1: The consolidation of the ONS in Newport

The decision to move the majority of jobs at the ONS’ office in London to Newport was a result of the 2004 Lyons Review looking at the location of public sector jobs, with a stated aim to ‘boost regional economic growth.’ But subsequent analysis suggests that this move has not been especially successful at having a wider economic impact on Newport.

In 2005-06, 1,000 jobs were relocated from London to an already established site in Newport with 1,400 existing jobs located there. As many as nine in 10 staff members chose not to follow their job, with just seven civil servants in senior positions opting to do so.11

While we don’t know the reasons as to why so many people chose not to move, looking at the depth of the labour market in Newport certainly shows that this did not provide any great incentive. In 2006, 12 per cent of jobs in Newport were knowledge-based, placing it 47 out of 62 cities. And the number of jobs in statistics is likely to have been much smaller still. This means that job opportunities and career progression outside of the ONS in Newport would have been very few and research suggests that these are key factors in attracting highly skilled people.12

These 900 jobs have of course been filled. But for the same reasons as above doing this in Newport is much more difficult than in a deeper labour market such as London. Evidence given in the Bean Review of the ONS suggests that this has impacted on the quality of work done in the ONS in recent years.

The nature of the ONS’ work and its location also mean that its wider multiplier on the Newport economy is likely to have been small. Because of the sensitive nature of what it does, the ONS rightly does not interact with external bodies as much as, say, a Whitehall department does. But the implication is that the relocation does not bring with it other jobs in related activities.
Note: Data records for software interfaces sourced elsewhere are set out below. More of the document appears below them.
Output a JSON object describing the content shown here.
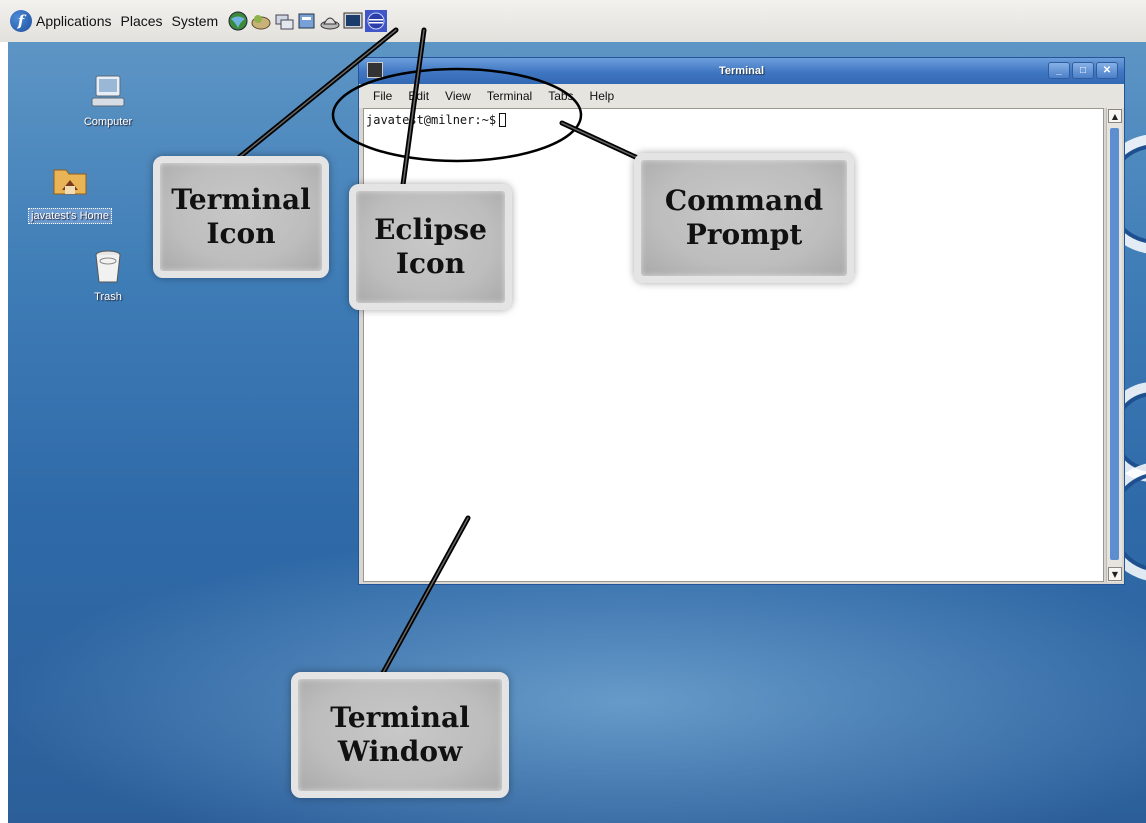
{
  "top_panel": {
    "logo": "f",
    "menus": [
      "Applications",
      "Places",
      "System"
    ],
    "launchers": [
      "web-browser-icon",
      "email-icon",
      "network-icon",
      "files-icon",
      "hat-icon",
      "terminal-icon",
      "eclipse-icon"
    ]
  },
  "desktop": {
    "icons": [
      {
        "label": "Computer",
        "icon": "computer-icon"
      },
      {
        "label": "javatest's Home",
        "icon": "home-folder-icon"
      },
      {
        "label": "Trash",
        "icon": "trash-icon"
      }
    ]
  },
  "terminal_window": {
    "title": "Terminal",
    "menus": [
      "File",
      "Edit",
      "View",
      "Terminal",
      "Tabs",
      "Help"
    ],
    "prompt": "javatest@milner:~$",
    "window_buttons": [
      "minimize",
      "maximize",
      "close"
    ]
  },
  "callouts": {
    "terminal_icon": [
      "Terminal",
      "Icon"
    ],
    "eclipse_icon": [
      "Eclipse",
      "Icon"
    ],
    "command_prompt": [
      "Command",
      "Prompt"
    ],
    "terminal_window": [
      "Terminal",
      "Window"
    ]
  },
  "colors": {
    "desktop": "#3f7db7",
    "titlebar": "#3f76c2",
    "panel": "#e9e7e3",
    "callout": "#c2c2c2"
  }
}
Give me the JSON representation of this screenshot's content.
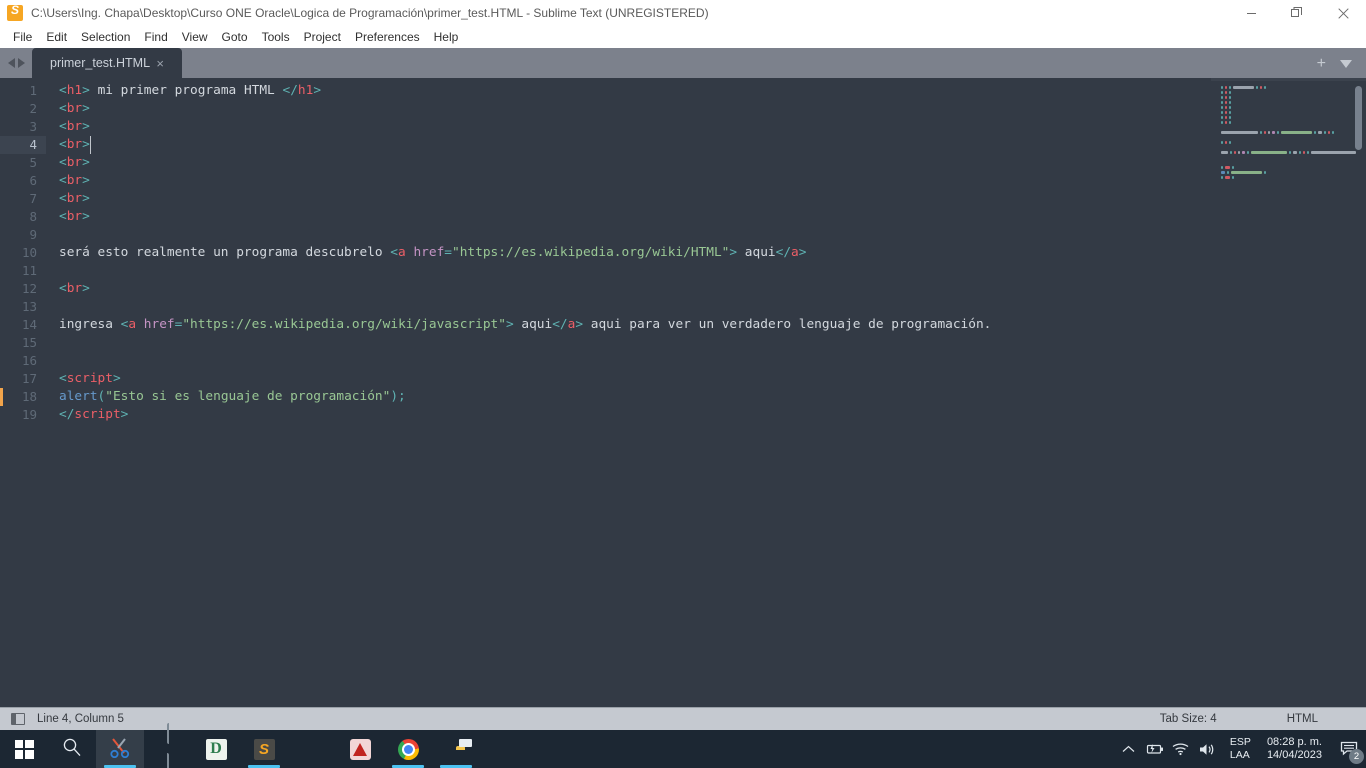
{
  "window": {
    "title": "C:\\Users\\Ing. Chapa\\Desktop\\Curso ONE Oracle\\Logica de Programación\\primer_test.HTML - Sublime Text (UNREGISTERED)",
    "app_icon": "sublime-logo-icon",
    "controls": {
      "minimize": "minimize-icon",
      "restore": "restore-icon",
      "close": "close-icon"
    }
  },
  "menubar": {
    "items": [
      {
        "label": "File"
      },
      {
        "label": "Edit"
      },
      {
        "label": "Selection"
      },
      {
        "label": "Find"
      },
      {
        "label": "View"
      },
      {
        "label": "Goto"
      },
      {
        "label": "Tools"
      },
      {
        "label": "Project"
      },
      {
        "label": "Preferences"
      },
      {
        "label": "Help"
      }
    ]
  },
  "tabbar": {
    "nav_prev": "chevron-left-icon",
    "nav_next": "chevron-right-icon",
    "tabs": [
      {
        "label": "primer_test.HTML",
        "close": "×",
        "active": true
      }
    ],
    "add_label": "+",
    "dropdown": "chevron-down-icon"
  },
  "editor": {
    "active_line": 4,
    "marked_line": 18,
    "lines": [
      {
        "n": 1,
        "tokens": [
          {
            "t": "punct",
            "v": "<"
          },
          {
            "t": "tag",
            "v": "h1"
          },
          {
            "t": "punct",
            "v": ">"
          },
          {
            "t": "text",
            "v": " mi primer programa HTML "
          },
          {
            "t": "punct",
            "v": "</"
          },
          {
            "t": "tag",
            "v": "h1"
          },
          {
            "t": "punct",
            "v": ">"
          }
        ]
      },
      {
        "n": 2,
        "tokens": [
          {
            "t": "punct",
            "v": "<"
          },
          {
            "t": "tag",
            "v": "br"
          },
          {
            "t": "punct",
            "v": ">"
          }
        ]
      },
      {
        "n": 3,
        "tokens": [
          {
            "t": "punct",
            "v": "<"
          },
          {
            "t": "tag",
            "v": "br"
          },
          {
            "t": "punct",
            "v": ">"
          }
        ]
      },
      {
        "n": 4,
        "tokens": [
          {
            "t": "punct",
            "v": "<"
          },
          {
            "t": "tag",
            "v": "br"
          },
          {
            "t": "punct",
            "v": ">"
          }
        ]
      },
      {
        "n": 5,
        "tokens": [
          {
            "t": "punct",
            "v": "<"
          },
          {
            "t": "tag",
            "v": "br"
          },
          {
            "t": "punct",
            "v": ">"
          }
        ]
      },
      {
        "n": 6,
        "tokens": [
          {
            "t": "punct",
            "v": "<"
          },
          {
            "t": "tag",
            "v": "br"
          },
          {
            "t": "punct",
            "v": ">"
          }
        ]
      },
      {
        "n": 7,
        "tokens": [
          {
            "t": "punct",
            "v": "<"
          },
          {
            "t": "tag",
            "v": "br"
          },
          {
            "t": "punct",
            "v": ">"
          }
        ]
      },
      {
        "n": 8,
        "tokens": [
          {
            "t": "punct",
            "v": "<"
          },
          {
            "t": "tag",
            "v": "br"
          },
          {
            "t": "punct",
            "v": ">"
          }
        ]
      },
      {
        "n": 9,
        "tokens": []
      },
      {
        "n": 10,
        "tokens": [
          {
            "t": "text",
            "v": "será esto realmente un programa descubrelo "
          },
          {
            "t": "punct",
            "v": "<"
          },
          {
            "t": "tag",
            "v": "a"
          },
          {
            "t": "text",
            "v": " "
          },
          {
            "t": "attr",
            "v": "href"
          },
          {
            "t": "punct",
            "v": "="
          },
          {
            "t": "string",
            "v": "\"https://es.wikipedia.org/wiki/HTML\""
          },
          {
            "t": "punct",
            "v": ">"
          },
          {
            "t": "text",
            "v": " aqui"
          },
          {
            "t": "punct",
            "v": "</"
          },
          {
            "t": "tag",
            "v": "a"
          },
          {
            "t": "punct",
            "v": ">"
          }
        ]
      },
      {
        "n": 11,
        "tokens": []
      },
      {
        "n": 12,
        "tokens": [
          {
            "t": "punct",
            "v": "<"
          },
          {
            "t": "tag",
            "v": "br"
          },
          {
            "t": "punct",
            "v": ">"
          }
        ]
      },
      {
        "n": 13,
        "tokens": []
      },
      {
        "n": 14,
        "tokens": [
          {
            "t": "text",
            "v": "ingresa "
          },
          {
            "t": "punct",
            "v": "<"
          },
          {
            "t": "tag",
            "v": "a"
          },
          {
            "t": "text",
            "v": " "
          },
          {
            "t": "attr",
            "v": "href"
          },
          {
            "t": "punct",
            "v": "="
          },
          {
            "t": "string",
            "v": "\"https://es.wikipedia.org/wiki/javascript\""
          },
          {
            "t": "punct",
            "v": ">"
          },
          {
            "t": "text",
            "v": " aqui"
          },
          {
            "t": "punct",
            "v": "</"
          },
          {
            "t": "tag",
            "v": "a"
          },
          {
            "t": "punct",
            "v": ">"
          },
          {
            "t": "text",
            "v": " aqui para ver un verdadero lenguaje de programación."
          }
        ]
      },
      {
        "n": 15,
        "tokens": []
      },
      {
        "n": 16,
        "tokens": []
      },
      {
        "n": 17,
        "tokens": [
          {
            "t": "punct",
            "v": "<"
          },
          {
            "t": "tag",
            "v": "script"
          },
          {
            "t": "punct",
            "v": ">"
          }
        ]
      },
      {
        "n": 18,
        "tokens": [
          {
            "t": "func",
            "v": "alert"
          },
          {
            "t": "punct",
            "v": "("
          },
          {
            "t": "string",
            "v": "\"Esto si es lenguaje de programación\""
          },
          {
            "t": "punct",
            "v": ");"
          }
        ]
      },
      {
        "n": 19,
        "tokens": [
          {
            "t": "punct",
            "v": "</"
          },
          {
            "t": "tag",
            "v": "script"
          },
          {
            "t": "punct",
            "v": ">"
          }
        ]
      }
    ]
  },
  "minimap": {
    "scrollbar": "minimap-scrollbar"
  },
  "statusbar": {
    "sidebar_toggle": "sidebar-toggle-icon",
    "position": "Line 4, Column 5",
    "tab_size": "Tab Size: 4",
    "syntax": "HTML"
  },
  "taskbar": {
    "items": [
      {
        "name": "start-button",
        "icon": "windows-logo-icon",
        "active": false,
        "running": false
      },
      {
        "name": "search-button",
        "icon": "search-icon",
        "active": false,
        "running": false
      },
      {
        "name": "snipping-tool",
        "icon": "snipping-tool-icon",
        "active": true,
        "running": true
      },
      {
        "name": "calculator",
        "icon": "calculator-icon",
        "active": false,
        "running": false
      },
      {
        "name": "dia-app",
        "icon": "dia-icon",
        "active": false,
        "running": false
      },
      {
        "name": "sublime-text",
        "icon": "sublime-icon",
        "active": false,
        "running": true
      },
      {
        "name": "microsoft-edge",
        "icon": "edge-icon",
        "active": false,
        "running": false
      },
      {
        "name": "autocad",
        "icon": "autocad-icon",
        "active": false,
        "running": false
      },
      {
        "name": "google-chrome",
        "icon": "chrome-icon",
        "active": false,
        "running": true
      },
      {
        "name": "file-explorer",
        "icon": "folder-icon",
        "active": false,
        "running": true
      }
    ],
    "tray": {
      "overflow": "chevron-up-icon",
      "battery": "battery-icon",
      "network": "wifi-icon",
      "volume": "speaker-icon",
      "lang_top": "ESP",
      "lang_bottom": "LAA",
      "time": "08:28 p. m.",
      "date": "14/04/2023",
      "notifications": "notification-icon",
      "notification_count": "2"
    }
  },
  "colors": {
    "editor_bg": "#333A45",
    "tabbar_bg": "#7C818C",
    "status_bg": "#c5c9d0",
    "taskbar_bg": "#1c2733",
    "accent_orange": "#F6A623",
    "tag_red": "#EC5F67",
    "punct_teal": "#5FB3B3",
    "string_green": "#99C794",
    "attr_pink": "#C594C5",
    "func_blue": "#6699CC",
    "task_underline": "#4cc2f1"
  }
}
The location of the campus is likely to have been important too for any multiplier effect – the positioning of the ONS campus on an out of town site has limited the demand for local services such as shops and restaurants (although we would still expect to see some positive effects on local services within the travel to work areas for ONS employees). A visit to the site suggests that no immediate local services are sustained by its presence. This means that, unlike the BBC relocation analysis that follows, a more thorough look at employment and business location around the ONS site has not been done.13

This suggests that the move of these jobs has done little for Newport beyond the actual jobs themselves, while it may have had a negative impact on the quality of the ONS output. In terms of the former, the nature of the ONS may mean that it wasn’t the best body to choose to relocate if bringing a wider economic benefit to Newport was the goal. In terms of the latter, this may have been mitigated if the ONS had been moved to a deeper, more highly-skilled labour market where recruitment is easier.

Footnotes

  • 11 Bean, C (2016), Independent Review of UK Economic Statistics, London: Cabinet Office.
  • 12 Swinney P and Williams M (2016), The Great British Brain Drain: where graduates move and why, London: Centre for Cities.
  • 13 If this analysis was undertaken the lack of other businesses around the site would mean that getting clearance of the data would be highly unlikely.